▶

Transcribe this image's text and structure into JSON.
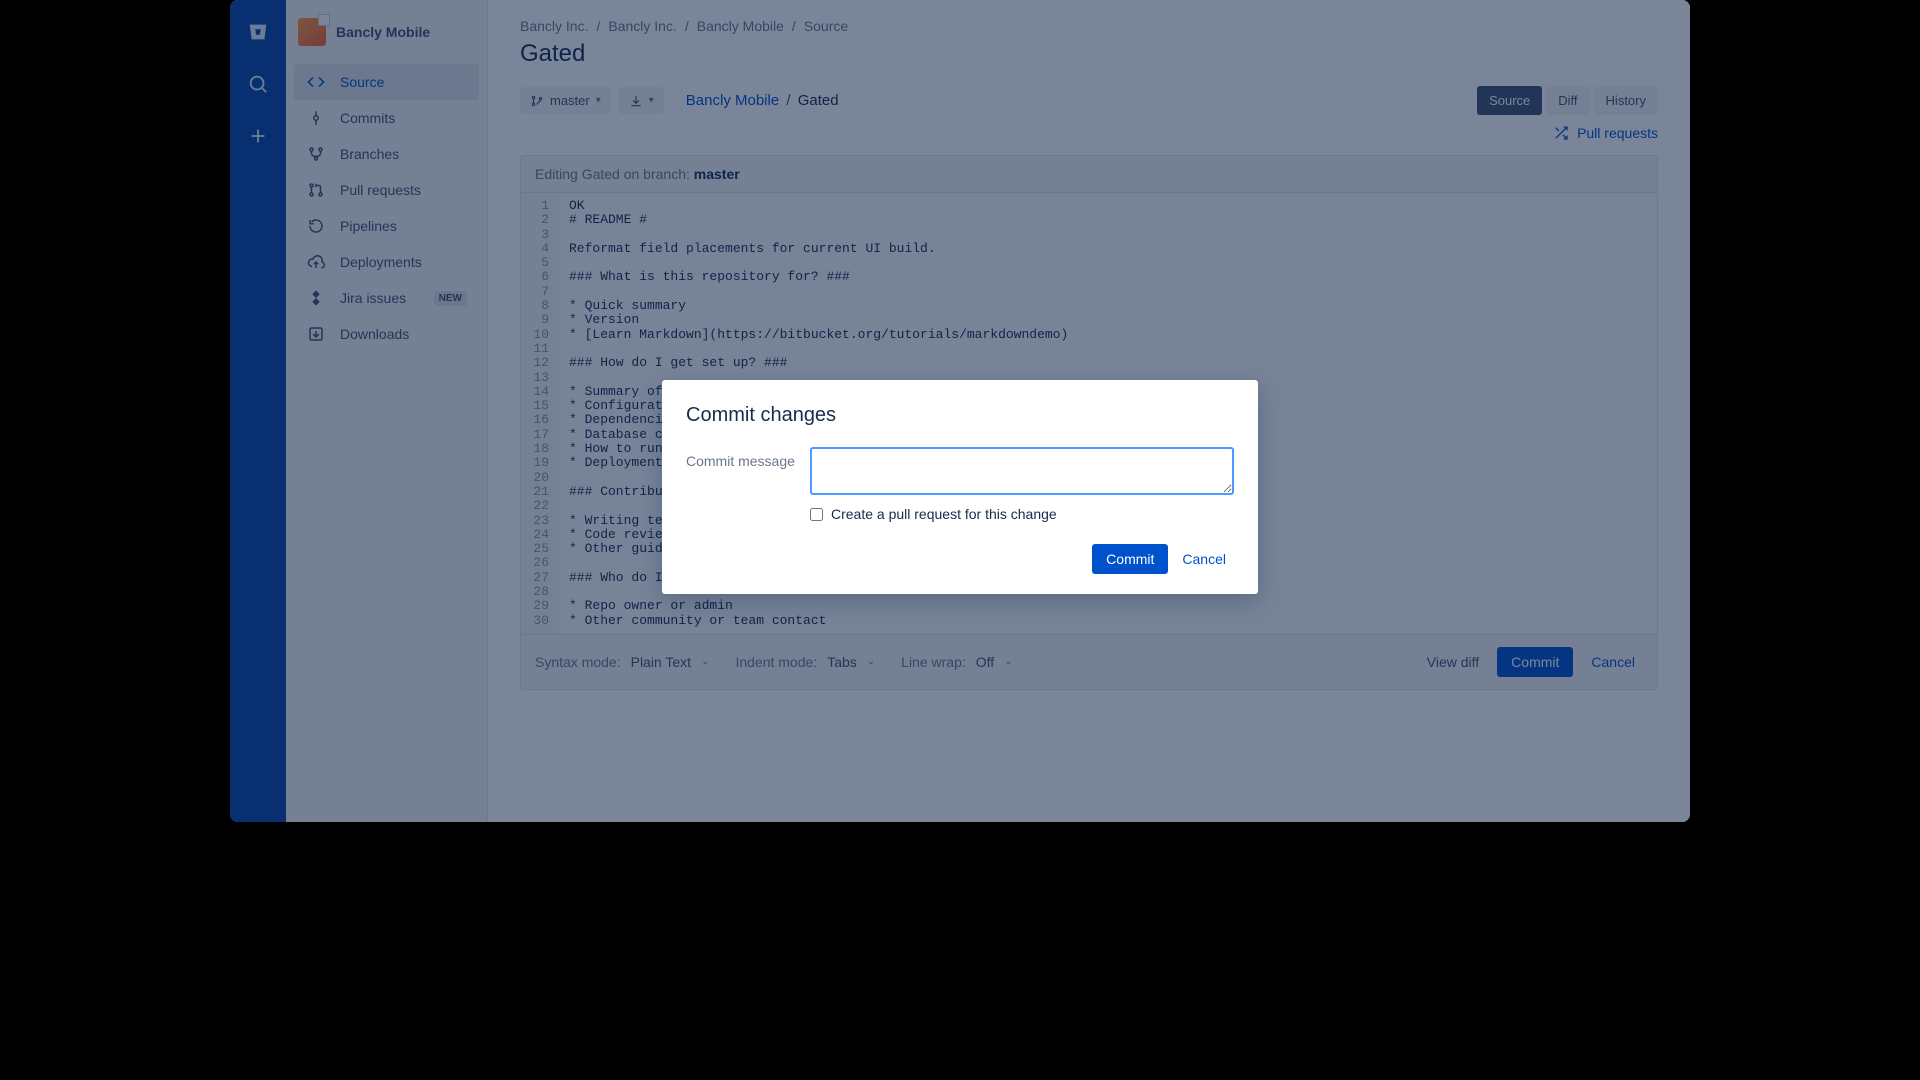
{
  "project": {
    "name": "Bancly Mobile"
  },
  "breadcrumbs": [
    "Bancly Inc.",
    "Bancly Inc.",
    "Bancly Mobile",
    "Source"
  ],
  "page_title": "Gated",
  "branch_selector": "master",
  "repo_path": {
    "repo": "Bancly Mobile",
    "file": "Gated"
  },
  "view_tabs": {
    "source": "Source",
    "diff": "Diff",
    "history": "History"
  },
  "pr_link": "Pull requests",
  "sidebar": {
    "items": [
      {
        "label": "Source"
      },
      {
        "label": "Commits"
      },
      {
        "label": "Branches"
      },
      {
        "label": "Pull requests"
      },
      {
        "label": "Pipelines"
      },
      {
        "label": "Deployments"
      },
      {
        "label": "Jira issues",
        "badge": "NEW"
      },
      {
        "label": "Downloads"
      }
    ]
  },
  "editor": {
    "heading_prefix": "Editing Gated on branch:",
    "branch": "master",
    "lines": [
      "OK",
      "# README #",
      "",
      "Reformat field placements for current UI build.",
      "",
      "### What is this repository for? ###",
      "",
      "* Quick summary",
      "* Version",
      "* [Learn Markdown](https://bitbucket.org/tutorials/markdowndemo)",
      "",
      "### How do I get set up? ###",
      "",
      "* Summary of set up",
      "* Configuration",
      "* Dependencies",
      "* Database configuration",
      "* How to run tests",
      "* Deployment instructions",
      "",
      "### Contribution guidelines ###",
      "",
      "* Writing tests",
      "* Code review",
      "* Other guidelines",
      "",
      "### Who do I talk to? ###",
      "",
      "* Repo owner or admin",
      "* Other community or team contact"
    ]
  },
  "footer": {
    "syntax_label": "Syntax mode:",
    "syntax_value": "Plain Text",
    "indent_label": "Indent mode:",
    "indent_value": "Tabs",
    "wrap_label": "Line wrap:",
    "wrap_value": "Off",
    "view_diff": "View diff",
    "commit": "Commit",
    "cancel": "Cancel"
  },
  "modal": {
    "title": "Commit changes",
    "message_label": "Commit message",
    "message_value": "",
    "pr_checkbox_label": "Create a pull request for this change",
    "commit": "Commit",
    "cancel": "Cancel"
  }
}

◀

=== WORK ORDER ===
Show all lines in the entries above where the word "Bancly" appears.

=== EXERCISE ANSWER ===
    "name": "Bancly Mobile"
    "Bancly Inc.",
    "Bancly Inc.",
    "Bancly Mobile",
    "repo": "Bancly Mobile",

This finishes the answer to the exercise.